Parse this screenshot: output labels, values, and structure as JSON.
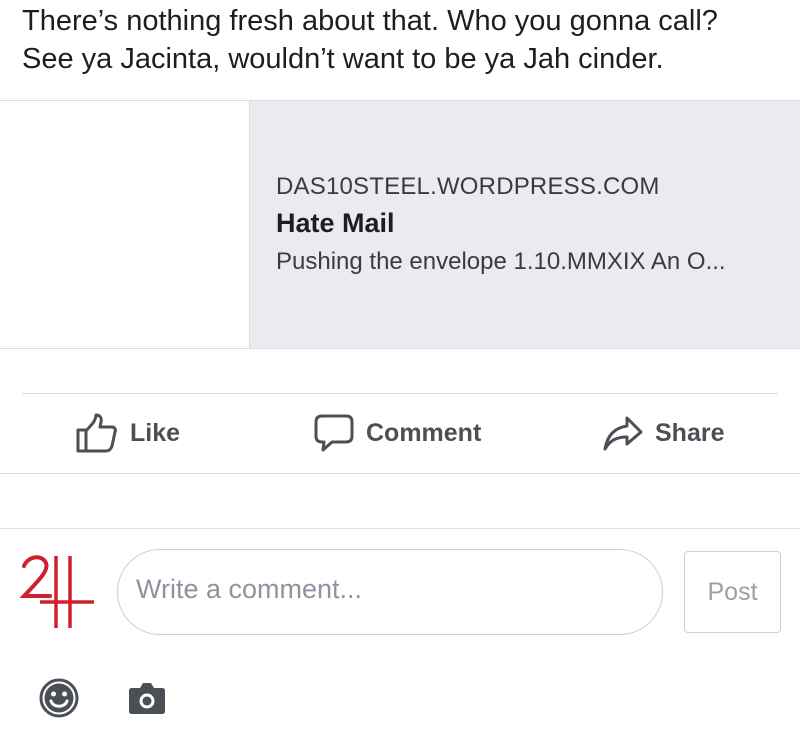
{
  "post": {
    "line1": "There’s nothing fresh about that. Who you gonna call?",
    "line2": "See ya Jacinta, wouldn’t want to be ya Jah cinder."
  },
  "link_preview": {
    "domain": "DAS10STEEL.WORDPRESS.COM",
    "title": "Hate Mail",
    "description": "Pushing the envelope 1.10.MMXIX An O..."
  },
  "actions": {
    "like": "Like",
    "comment": "Comment",
    "share": "Share",
    "icon_color": "#4b4f56"
  },
  "composer": {
    "placeholder": "Write a comment...",
    "post_label": "Post",
    "avatar_color": "#d0202f"
  },
  "icons": {
    "emoji": "smiley-icon",
    "camera": "camera-icon"
  }
}
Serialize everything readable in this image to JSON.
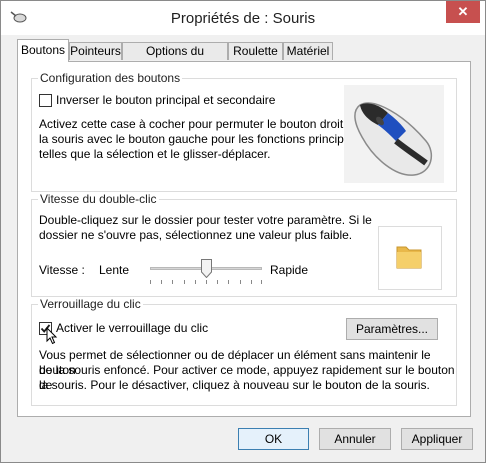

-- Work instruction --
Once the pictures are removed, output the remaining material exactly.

-- Answer to this problem --
Parse this screenshot: output labels, values, and structure as JSON.
{
  "post": {
    "line1": "There’s nothing fresh about that. Who you gonna call?",
    "line2": "See ya Jacinta, wouldn’t want to be ya Jah cinder."
  },
  "link_preview": {
    "domain": "DAS10STEEL.WORDPRESS.COM",
    "title": "Hate Mail",
    "description": "Pushing the envelope 1.10.MMXIX An O..."
  },
  "actions": {
    "like": "Like",
    "comment": "Comment",
    "share": "Share",
    "icon_color": "#4b4f56"
  },
  "composer": {
    "placeholder": "Write a comment...",
    "post_label": "Post",
    "avatar_color": "#d0202f"
  },
  "icons": {
    "emoji": "smiley-icon",
    "camera": "camera-icon"
  }
}
Serialize everything readable in this image to JSON.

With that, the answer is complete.